The library is currently having a makeover which has meant emptying shelves and cupboards. One thing that has come out of its cupboard is a print titled ‘A muscular preparation of a horse with references.’
The inscription reads:
“To His most Excellent MAJESTY GEORGE III. King of Great Britain &c &c. This Plate is most humbly inscribed by His Majesty’s most faithfull (sic) Subject and Servant Edwd Snape Farrier to their Majesty’s & the 2nd Troop of the Horse Guards.
Published 15th April 1778 and sold by E. Snape in Berkeley Square”
Edward Snape 1728-18?? was a London based farrier who claimed to be a descendant of Andrew Snape of The Anatomy of an horse fame.
Little is known of him but he seems to have had a genuine desire to see his profession progress. In 1766 he proposed the establishment of a “hippiatric [horse] infirmary” as a school for the “instruction of pupils in the profession.” The school eventually came into existence in Knightsbridge in 1778.
There is a short account of the school in an ‘advertisement’ (which reads like an obituary though Snape was still alive and presumably the publisher knew this!) in the 2nd, 1805, edition of the Practical treatise on farriery (1st edition 1791) though it doesn’t actually say it opened – just that it was built.

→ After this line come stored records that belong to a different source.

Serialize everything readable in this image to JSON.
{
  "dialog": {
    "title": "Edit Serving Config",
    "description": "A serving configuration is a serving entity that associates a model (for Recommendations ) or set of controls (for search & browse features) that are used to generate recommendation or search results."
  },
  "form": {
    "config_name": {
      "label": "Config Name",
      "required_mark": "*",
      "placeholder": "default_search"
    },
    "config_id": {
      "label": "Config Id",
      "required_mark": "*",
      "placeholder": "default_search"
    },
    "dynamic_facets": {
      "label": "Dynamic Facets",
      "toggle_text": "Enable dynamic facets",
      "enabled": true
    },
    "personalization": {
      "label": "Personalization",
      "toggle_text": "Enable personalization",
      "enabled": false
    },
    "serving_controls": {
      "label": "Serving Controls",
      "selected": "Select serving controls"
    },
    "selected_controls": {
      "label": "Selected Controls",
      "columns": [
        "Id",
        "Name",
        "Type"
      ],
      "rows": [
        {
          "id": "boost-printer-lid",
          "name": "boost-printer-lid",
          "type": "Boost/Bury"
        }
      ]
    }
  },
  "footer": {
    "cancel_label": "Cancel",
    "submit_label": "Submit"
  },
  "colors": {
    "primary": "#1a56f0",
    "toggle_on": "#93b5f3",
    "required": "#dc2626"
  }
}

The ‘advertisement’ also makes the following claim “whatever benefit the Country now derives from the establishment of the Veterinary College, originated in him.”
Alongside the Practical treatise the print is the only other thing that Snape is known to have published. My research suggests that Snape’s print is based on an earlier one by Jeremiah Bridges. Looking at reproductions of the two prints side by side in the Veterinary History article the illustrations are remarkably similar though Snape has added labels (his ‘with references’). If it is true that Snape has copied an existing illustration then he would share a trait in common with his supposed ancestor Andrew Snape who used Carlo Ruini’s Anatomia del Cavallo as the basis for his work (for more information on Ruini’s work and Andrew Snape)
It would appear that the print I ‘found’ is not the first ‘edition’ as it has some minor changes to the inscription when compared to the earliest known copies. Luckily we also have a copy of the earlier printing (of which Wood says there are only 4 known copies)
One interesting thing about the early version of the print is that whilst it bears the date 1778 all the known copies are on paper bearing an 1808 watermark. I doubt we will ever know why that is the case. It could it be that it was prepared for use at the hippiatric infirmary but not actually printed until the later date. Or was it produced in 1808 but ‘back dated’ to give some credence to the claim that the benefits of the Veterinary College (now the Royal Veterinary College, founded 1791) originated in Snape?
Once the library is back in order I will give the two prints a proper outing and put them on display – do come and see them.
Update: See comments for further information on Snape
Smith, Frederick (1924) The Early history of veterinary literature and its British development Vol II. London: Bailliere, Tindall & Cox
Woods, John GP (2004) A tale of two prints: Jeremiah Bridges and Edward Snape Veterinary History Vol 12 no 2 pp 173-183